***** Data

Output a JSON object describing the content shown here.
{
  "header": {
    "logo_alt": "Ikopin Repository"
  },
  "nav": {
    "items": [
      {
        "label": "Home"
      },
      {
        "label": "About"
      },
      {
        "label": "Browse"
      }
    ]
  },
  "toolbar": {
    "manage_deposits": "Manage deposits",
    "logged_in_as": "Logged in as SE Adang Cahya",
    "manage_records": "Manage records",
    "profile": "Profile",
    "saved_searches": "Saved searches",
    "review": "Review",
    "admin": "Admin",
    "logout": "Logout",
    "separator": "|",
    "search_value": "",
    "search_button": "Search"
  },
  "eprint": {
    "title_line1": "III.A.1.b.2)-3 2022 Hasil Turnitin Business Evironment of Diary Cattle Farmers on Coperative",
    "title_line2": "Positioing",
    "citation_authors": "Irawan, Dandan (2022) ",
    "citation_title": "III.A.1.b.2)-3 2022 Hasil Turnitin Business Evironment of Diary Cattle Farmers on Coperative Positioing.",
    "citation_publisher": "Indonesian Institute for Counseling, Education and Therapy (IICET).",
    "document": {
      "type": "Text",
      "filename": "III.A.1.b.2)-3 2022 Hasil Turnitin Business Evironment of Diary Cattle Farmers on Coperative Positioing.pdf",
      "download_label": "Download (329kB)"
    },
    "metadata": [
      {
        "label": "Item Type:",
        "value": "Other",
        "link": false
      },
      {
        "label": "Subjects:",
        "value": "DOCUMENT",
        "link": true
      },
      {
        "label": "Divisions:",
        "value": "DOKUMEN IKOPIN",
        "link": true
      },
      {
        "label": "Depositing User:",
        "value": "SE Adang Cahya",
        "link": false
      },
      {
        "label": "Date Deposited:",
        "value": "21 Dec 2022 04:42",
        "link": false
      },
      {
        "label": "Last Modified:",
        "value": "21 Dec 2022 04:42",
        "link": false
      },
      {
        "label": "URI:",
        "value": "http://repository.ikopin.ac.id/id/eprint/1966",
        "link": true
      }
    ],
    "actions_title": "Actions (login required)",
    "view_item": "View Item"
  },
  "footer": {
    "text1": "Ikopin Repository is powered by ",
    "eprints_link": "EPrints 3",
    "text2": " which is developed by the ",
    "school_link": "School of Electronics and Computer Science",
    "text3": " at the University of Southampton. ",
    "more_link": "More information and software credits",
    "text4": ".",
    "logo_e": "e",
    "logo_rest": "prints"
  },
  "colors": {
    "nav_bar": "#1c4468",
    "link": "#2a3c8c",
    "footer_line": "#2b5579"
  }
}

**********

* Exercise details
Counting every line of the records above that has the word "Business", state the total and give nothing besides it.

* Response
3